● HOW TO COMPLETE THIS TASK
Only the text of the records belongs in the answer, copied exactly and without pictures.

★ ★ ★

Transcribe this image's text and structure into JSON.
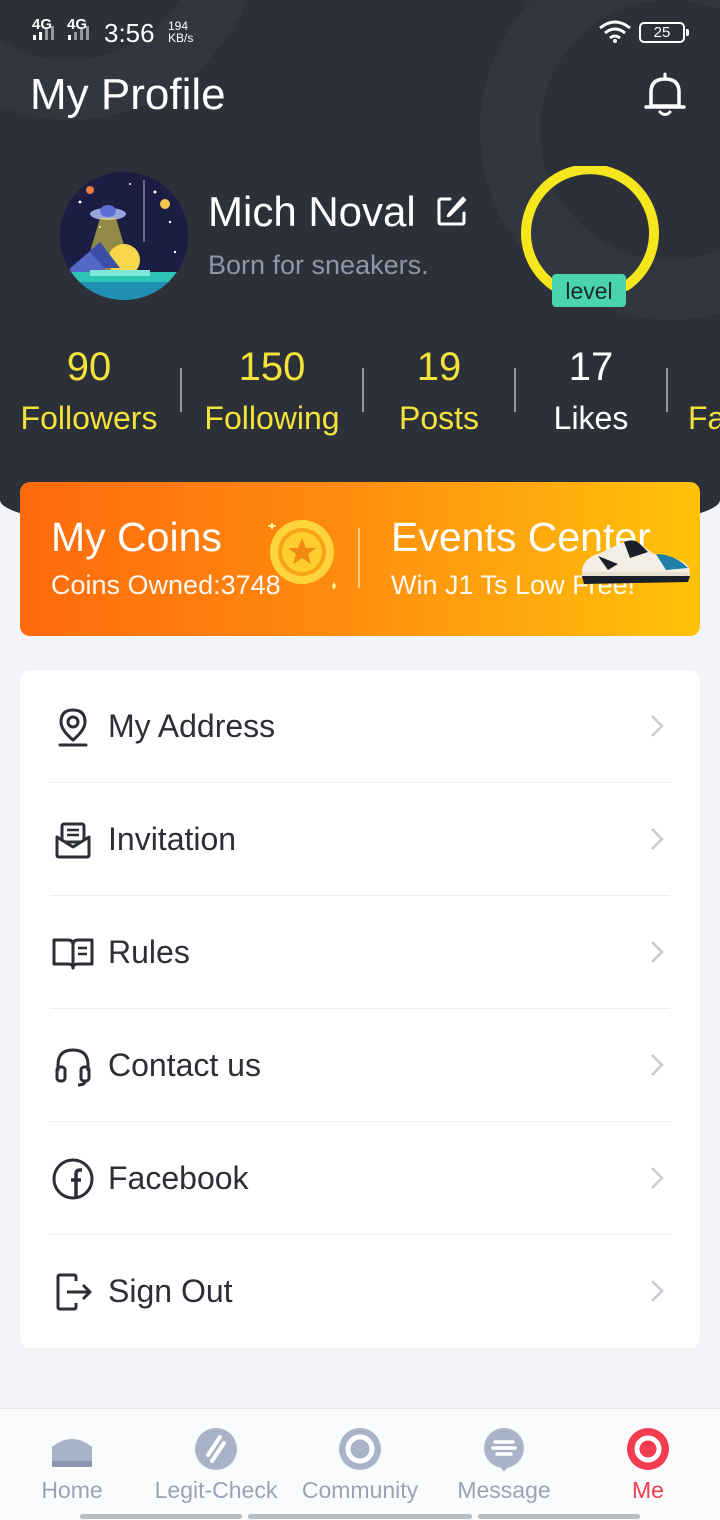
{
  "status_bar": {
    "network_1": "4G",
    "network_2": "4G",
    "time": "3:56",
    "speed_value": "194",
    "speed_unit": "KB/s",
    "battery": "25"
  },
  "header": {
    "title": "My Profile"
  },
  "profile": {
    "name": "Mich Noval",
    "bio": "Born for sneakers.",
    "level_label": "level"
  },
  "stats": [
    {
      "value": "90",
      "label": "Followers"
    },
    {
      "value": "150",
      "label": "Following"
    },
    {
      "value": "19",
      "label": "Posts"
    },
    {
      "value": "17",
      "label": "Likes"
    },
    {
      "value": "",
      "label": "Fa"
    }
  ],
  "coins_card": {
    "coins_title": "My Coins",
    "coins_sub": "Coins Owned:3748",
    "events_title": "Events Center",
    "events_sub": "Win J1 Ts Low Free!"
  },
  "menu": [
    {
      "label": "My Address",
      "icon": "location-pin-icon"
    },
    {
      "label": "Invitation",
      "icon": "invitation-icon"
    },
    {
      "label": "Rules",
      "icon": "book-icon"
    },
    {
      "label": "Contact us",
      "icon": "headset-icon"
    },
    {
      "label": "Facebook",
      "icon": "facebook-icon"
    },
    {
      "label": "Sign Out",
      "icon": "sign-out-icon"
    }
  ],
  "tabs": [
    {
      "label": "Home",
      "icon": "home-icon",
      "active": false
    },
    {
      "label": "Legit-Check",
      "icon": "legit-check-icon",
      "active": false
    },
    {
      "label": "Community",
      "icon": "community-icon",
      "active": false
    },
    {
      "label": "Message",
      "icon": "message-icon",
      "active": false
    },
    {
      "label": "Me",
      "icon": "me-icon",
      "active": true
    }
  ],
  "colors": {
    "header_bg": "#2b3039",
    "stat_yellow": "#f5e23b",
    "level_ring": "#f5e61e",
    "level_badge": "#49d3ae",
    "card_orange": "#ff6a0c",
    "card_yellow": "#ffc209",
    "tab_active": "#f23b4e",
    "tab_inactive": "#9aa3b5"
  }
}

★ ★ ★

● RESPONSE AREA
Transcribe this image's text and structure into JSON.
{
  "status_bar": {
    "network_1": "4G",
    "network_2": "4G",
    "time": "3:56",
    "speed_value": "194",
    "speed_unit": "KB/s",
    "battery": "25"
  },
  "header": {
    "title": "My Profile"
  },
  "profile": {
    "name": "Mich Noval",
    "bio": "Born for sneakers.",
    "level_label": "level"
  },
  "stats": [
    {
      "value": "90",
      "label": "Followers"
    },
    {
      "value": "150",
      "label": "Following"
    },
    {
      "value": "19",
      "label": "Posts"
    },
    {
      "value": "17",
      "label": "Likes"
    },
    {
      "value": "",
      "label": "Fa"
    }
  ],
  "coins_card": {
    "coins_title": "My Coins",
    "coins_sub": "Coins Owned:3748",
    "events_title": "Events Center",
    "events_sub": "Win J1 Ts Low Free!"
  },
  "menu": [
    {
      "label": "My Address",
      "icon": "location-pin-icon"
    },
    {
      "label": "Invitation",
      "icon": "invitation-icon"
    },
    {
      "label": "Rules",
      "icon": "book-icon"
    },
    {
      "label": "Contact us",
      "icon": "headset-icon"
    },
    {
      "label": "Facebook",
      "icon": "facebook-icon"
    },
    {
      "label": "Sign Out",
      "icon": "sign-out-icon"
    }
  ],
  "tabs": [
    {
      "label": "Home",
      "icon": "home-icon",
      "active": false
    },
    {
      "label": "Legit-Check",
      "icon": "legit-check-icon",
      "active": false
    },
    {
      "label": "Community",
      "icon": "community-icon",
      "active": false
    },
    {
      "label": "Message",
      "icon": "message-icon",
      "active": false
    },
    {
      "label": "Me",
      "icon": "me-icon",
      "active": true
    }
  ],
  "colors": {
    "header_bg": "#2b3039",
    "stat_yellow": "#f5e23b",
    "level_ring": "#f5e61e",
    "level_badge": "#49d3ae",
    "card_orange": "#ff6a0c",
    "card_yellow": "#ffc209",
    "tab_active": "#f23b4e",
    "tab_inactive": "#9aa3b5"
  }
}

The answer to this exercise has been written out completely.